Lights – The age old question: Strobes or continuous lights? The answer will vary greatly and is seemingly widely based on personal preference. A strobe light, will only emit a burst of light when it is triggered to do so, usually by the camera it is synced with; whereas continuous light will emit light without hesitation until you physically turn it off, much like any household lamp. Continuous lights come in hot and cool varieties, the difference being one can get scorching hot and make for some really unhappy models and the other stays cool to the touch while delivering an unwavering supply of light. For obvious reasons, cool continuous lighting has the advantage.
Hot or cool, continuous lighting is nice because you can see immediate results of your lighting pattern, since the lights are always going. That being said, many newer strobes are being made with a “modeling light” which will temporarily give you the same benefit. Strobes and flashes will also give you a greater degree of control of light output over continuous lighting.
When choosing strobes, buy a high wattage variety. It's impossible to make a low wattage light brighter, but fairly easy to stop down a high wattage one. Whether you prefer strobes or continuous, it's pretty important to provide the lights with heavy duty, solid stands. Lighting is expensive, a good stand will help protect your investment from falls. You may even consider using sand bags to weigh them down.
Light Meter– Photographers seem to hold very strong opinions on certain types of gear and light meters are the subjects of many heated debates. Some argue that light meters are becoming more and more obsolete as the days of shooting on film are quickly receding. Not only are the light meters in newer DSLRs much improved, but when shooting digital you also have the capability to instantly see the results, allowing you to make any needed adjustments before shooting the image again. Others argue that this is the lazy man's way of finding the proper exposure and prefer a light meter to get the job done right the first time around.
Unlike the meter inside your camera, a hand-held incident light meter will allow you to meter specific areas of an image such as a model's face, shoes, or props, allowing you to average out the readings to get the ideal exposure. New photographers often find meters invaluable as they essentially take out all the guesswork and can be vital tools when shooting in certain situations.
Photography studio SFMOMA, Museum of Modern Art, San Francisco, California, USA by Wonderlane, on Flickr
Reflectors & Umbrellas – If your budget allows it, keep both a set of reflectors and an umbrella in your studio. Reflectors are an inexpensive way to add fill light to photographs and also give them different light temperatures depending on which color reflector you are using. When purchasing a reflector, buy a fairly large collapsible one. They are lightweight, easy to store, and can be folded down to smaller sizes if need be. If you have an assistant on hand to hold your reflector for you, excellent. If not, pick up a couple of clamps and just clamp them to a standard light stand. Umbrella's are great for taking portraits because they bounce back highly diffused light, which softens skin tones. Some umbrellas have a black backing that can be removed to further soften the light. Again, invest in a good quality stand for your umbrella. If you're really feeling the process of building your studio, a softbox is another type of diffuser that some consider essential to their arsenal.
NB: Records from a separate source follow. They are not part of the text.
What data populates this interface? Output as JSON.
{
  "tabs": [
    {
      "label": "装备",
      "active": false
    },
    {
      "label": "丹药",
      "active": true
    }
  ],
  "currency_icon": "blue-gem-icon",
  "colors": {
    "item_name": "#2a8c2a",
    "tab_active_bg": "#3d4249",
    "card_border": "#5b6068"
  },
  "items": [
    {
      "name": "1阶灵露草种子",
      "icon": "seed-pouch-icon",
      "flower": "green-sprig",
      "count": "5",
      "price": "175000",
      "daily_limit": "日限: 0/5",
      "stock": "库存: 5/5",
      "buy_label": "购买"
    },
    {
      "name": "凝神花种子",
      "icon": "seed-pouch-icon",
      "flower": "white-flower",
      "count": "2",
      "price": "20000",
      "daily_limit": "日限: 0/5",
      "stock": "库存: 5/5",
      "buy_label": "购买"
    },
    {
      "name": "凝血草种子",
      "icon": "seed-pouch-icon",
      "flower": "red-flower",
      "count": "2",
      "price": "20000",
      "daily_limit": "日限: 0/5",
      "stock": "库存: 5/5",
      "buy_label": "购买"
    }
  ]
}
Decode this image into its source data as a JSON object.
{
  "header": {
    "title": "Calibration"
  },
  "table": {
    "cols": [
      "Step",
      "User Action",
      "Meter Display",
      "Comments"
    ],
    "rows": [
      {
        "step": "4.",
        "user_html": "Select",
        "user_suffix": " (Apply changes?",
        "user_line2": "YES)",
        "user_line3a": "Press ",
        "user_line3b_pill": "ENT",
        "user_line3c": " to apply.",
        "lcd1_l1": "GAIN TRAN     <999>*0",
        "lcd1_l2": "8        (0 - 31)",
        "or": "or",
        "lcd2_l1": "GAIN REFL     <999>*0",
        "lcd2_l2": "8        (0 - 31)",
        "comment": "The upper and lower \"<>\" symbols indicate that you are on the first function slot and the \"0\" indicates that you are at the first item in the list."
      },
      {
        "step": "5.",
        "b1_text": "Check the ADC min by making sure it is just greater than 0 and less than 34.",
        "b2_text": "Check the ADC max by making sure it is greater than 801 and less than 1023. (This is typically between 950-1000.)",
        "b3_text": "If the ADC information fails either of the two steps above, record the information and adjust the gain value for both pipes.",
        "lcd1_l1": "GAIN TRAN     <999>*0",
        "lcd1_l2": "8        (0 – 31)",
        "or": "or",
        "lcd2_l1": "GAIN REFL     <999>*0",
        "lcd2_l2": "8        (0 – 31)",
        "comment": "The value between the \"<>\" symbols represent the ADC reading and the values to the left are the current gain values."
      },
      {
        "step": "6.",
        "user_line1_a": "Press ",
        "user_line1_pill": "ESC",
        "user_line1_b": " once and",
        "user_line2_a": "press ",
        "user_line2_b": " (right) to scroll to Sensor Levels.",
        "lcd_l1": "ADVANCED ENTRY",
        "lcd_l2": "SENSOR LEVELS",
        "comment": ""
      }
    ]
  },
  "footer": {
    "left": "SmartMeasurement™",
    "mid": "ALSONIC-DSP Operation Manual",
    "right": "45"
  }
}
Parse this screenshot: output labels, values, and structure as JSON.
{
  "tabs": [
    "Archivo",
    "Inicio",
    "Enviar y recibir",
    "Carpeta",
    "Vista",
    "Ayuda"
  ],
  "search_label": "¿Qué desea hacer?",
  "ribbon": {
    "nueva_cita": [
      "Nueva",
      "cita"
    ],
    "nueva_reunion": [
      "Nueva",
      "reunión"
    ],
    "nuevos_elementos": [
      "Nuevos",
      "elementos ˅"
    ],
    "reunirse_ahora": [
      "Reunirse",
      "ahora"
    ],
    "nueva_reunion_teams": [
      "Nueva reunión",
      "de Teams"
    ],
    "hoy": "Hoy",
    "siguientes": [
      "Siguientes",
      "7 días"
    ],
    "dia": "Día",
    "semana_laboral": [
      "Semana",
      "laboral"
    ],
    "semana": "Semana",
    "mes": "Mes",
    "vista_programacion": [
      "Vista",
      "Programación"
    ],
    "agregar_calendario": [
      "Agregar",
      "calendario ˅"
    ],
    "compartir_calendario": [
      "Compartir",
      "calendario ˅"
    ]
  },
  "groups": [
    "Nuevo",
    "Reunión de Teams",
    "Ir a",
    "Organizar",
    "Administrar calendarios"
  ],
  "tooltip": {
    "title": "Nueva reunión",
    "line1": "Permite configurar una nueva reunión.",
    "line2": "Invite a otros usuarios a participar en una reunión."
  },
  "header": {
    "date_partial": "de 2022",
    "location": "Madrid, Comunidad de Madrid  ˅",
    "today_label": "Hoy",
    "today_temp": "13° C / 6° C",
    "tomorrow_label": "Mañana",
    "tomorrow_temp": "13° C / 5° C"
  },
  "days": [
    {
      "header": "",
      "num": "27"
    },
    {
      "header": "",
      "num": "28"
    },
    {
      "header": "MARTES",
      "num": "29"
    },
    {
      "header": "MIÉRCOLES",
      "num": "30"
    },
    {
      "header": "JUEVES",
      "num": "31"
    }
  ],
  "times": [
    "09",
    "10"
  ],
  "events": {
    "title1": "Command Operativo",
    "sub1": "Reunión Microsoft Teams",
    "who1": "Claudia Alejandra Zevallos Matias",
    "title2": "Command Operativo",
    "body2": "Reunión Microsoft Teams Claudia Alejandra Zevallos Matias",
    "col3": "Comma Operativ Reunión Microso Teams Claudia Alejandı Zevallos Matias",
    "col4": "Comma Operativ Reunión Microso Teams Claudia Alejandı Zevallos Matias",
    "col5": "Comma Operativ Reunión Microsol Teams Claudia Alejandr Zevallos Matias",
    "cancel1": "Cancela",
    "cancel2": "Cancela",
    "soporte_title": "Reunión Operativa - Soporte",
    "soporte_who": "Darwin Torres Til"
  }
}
Most photographers that are just beginning to build their studio will feel quite comfortable with a two light setup. Yes, more will inevitably be better, but most shoots can be done well using just a handful of equipment. Take the time to familiarize yourself with the basics before you indulge in the extras and be sure to let us know what piece of lighting equipment you couldn't live without in the studio in the comments below.
Tiffany Mueller is a professional music and fine art photographer. Published in various publications including magazines, art journals, as well as books, Tiffany has been fortunate enough to have been in a perpetual state of travel since her youth and is currently working on a 50-states project. You can keep up with Tiffany via Twitter at or on her personal blog.
thanks for the wonderful info 🙂
Thanks for using our image. Very cool of you.
No beauty dish? I guess that’s not really an essential but I do know a lot of photographers who use them.
My question though has more to do with whether you mix continuous lights with strobes? Also, do you recommend speedlites? Finally, how do you balance mixed lighting sources? Great post BTW. Thanks for sharing.